**TRY IT:**
The listing that follows is to be repeated exactly.
════════════════
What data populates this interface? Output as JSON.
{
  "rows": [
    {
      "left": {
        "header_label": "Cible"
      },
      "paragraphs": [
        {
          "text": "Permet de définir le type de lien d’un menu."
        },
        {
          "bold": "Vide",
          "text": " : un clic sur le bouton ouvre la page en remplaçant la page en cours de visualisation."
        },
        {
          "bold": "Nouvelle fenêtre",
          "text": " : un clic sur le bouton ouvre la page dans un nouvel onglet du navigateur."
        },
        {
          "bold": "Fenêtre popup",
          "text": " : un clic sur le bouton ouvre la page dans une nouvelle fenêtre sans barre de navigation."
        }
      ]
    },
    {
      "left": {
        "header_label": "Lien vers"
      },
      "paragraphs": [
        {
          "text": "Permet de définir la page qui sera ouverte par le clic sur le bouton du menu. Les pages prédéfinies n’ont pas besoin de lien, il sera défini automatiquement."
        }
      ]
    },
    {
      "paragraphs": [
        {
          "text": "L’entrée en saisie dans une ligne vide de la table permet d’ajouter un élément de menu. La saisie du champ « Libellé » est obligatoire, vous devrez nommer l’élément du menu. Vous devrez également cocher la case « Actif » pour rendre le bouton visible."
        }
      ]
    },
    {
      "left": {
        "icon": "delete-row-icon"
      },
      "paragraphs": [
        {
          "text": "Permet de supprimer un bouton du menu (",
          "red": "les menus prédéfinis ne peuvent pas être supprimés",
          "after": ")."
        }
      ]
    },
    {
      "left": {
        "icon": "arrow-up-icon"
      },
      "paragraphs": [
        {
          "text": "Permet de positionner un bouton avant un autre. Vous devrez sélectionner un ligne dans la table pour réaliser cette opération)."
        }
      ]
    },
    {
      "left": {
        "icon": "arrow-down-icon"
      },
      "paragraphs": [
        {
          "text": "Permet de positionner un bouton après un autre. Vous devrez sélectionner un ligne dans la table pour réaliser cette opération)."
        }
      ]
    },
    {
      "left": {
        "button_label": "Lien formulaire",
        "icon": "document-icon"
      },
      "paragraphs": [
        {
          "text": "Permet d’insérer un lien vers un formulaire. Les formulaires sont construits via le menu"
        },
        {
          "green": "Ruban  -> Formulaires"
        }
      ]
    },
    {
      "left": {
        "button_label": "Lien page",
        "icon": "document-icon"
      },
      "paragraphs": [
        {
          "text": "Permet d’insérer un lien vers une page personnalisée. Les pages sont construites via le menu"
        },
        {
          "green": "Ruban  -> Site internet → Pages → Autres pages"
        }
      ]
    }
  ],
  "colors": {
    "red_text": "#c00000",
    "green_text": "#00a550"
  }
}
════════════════
**RESPONSE TO THIS TASK:**
What data populates this interface? Output as JSON.
{
  "rows": [
    {
      "left": {
        "header_label": "Cible"
      },
      "paragraphs": [
        {
          "text": "Permet de définir le type de lien d’un menu."
        },
        {
          "bold": "Vide",
          "text": " : un clic sur le bouton ouvre la page en remplaçant la page en cours de visualisation."
        },
        {
          "bold": "Nouvelle fenêtre",
          "text": " : un clic sur le bouton ouvre la page dans un nouvel onglet du navigateur."
        },
        {
          "bold": "Fenêtre popup",
          "text": " : un clic sur le bouton ouvre la page dans une nouvelle fenêtre sans barre de navigation."
        }
      ]
    },
    {
      "left": {
        "header_label": "Lien vers"
      },
      "paragraphs": [
        {
          "text": "Permet de définir la page qui sera ouverte par le clic sur le bouton du menu. Les pages prédéfinies n’ont pas besoin de lien, il sera défini automatiquement."
        }
      ]
    },
    {
      "paragraphs": [
        {
          "text": "L’entrée en saisie dans une ligne vide de la table permet d’ajouter un élément de menu. La saisie du champ « Libellé » est obligatoire, vous devrez nommer l’élément du menu. Vous devrez également cocher la case « Actif » pour rendre le bouton visible."
        }
      ]
    },
    {
      "left": {
        "icon": "delete-row-icon"
      },
      "paragraphs": [
        {
          "text": "Permet de supprimer un bouton du menu (",
          "red": "les menus prédéfinis ne peuvent pas être supprimés",
          "after": ")."
        }
      ]
    },
    {
      "left": {
        "icon": "arrow-up-icon"
      },
      "paragraphs": [
        {
          "text": "Permet de positionner un bouton avant un autre. Vous devrez sélectionner un ligne dans la table pour réaliser cette opération)."
        }
      ]
    },
    {
      "left": {
        "icon": "arrow-down-icon"
      },
      "paragraphs": [
        {
          "text": "Permet de positionner un bouton après un autre. Vous devrez sélectionner un ligne dans la table pour réaliser cette opération)."
        }
      ]
    },
    {
      "left": {
        "button_label": "Lien formulaire",
        "icon": "document-icon"
      },
      "paragraphs": [
        {
          "text": "Permet d’insérer un lien vers un formulaire. Les formulaires sont construits via le menu"
        },
        {
          "green": "Ruban  -> Formulaires"
        }
      ]
    },
    {
      "left": {
        "button_label": "Lien page",
        "icon": "document-icon"
      },
      "paragraphs": [
        {
          "text": "Permet d’insérer un lien vers une page personnalisée. Les pages sont construites via le menu"
        },
        {
          "green": "Ruban  -> Site internet → Pages → Autres pages"
        }
      ]
    }
  ],
  "colors": {
    "red_text": "#c00000",
    "green_text": "#00a550"
  }
}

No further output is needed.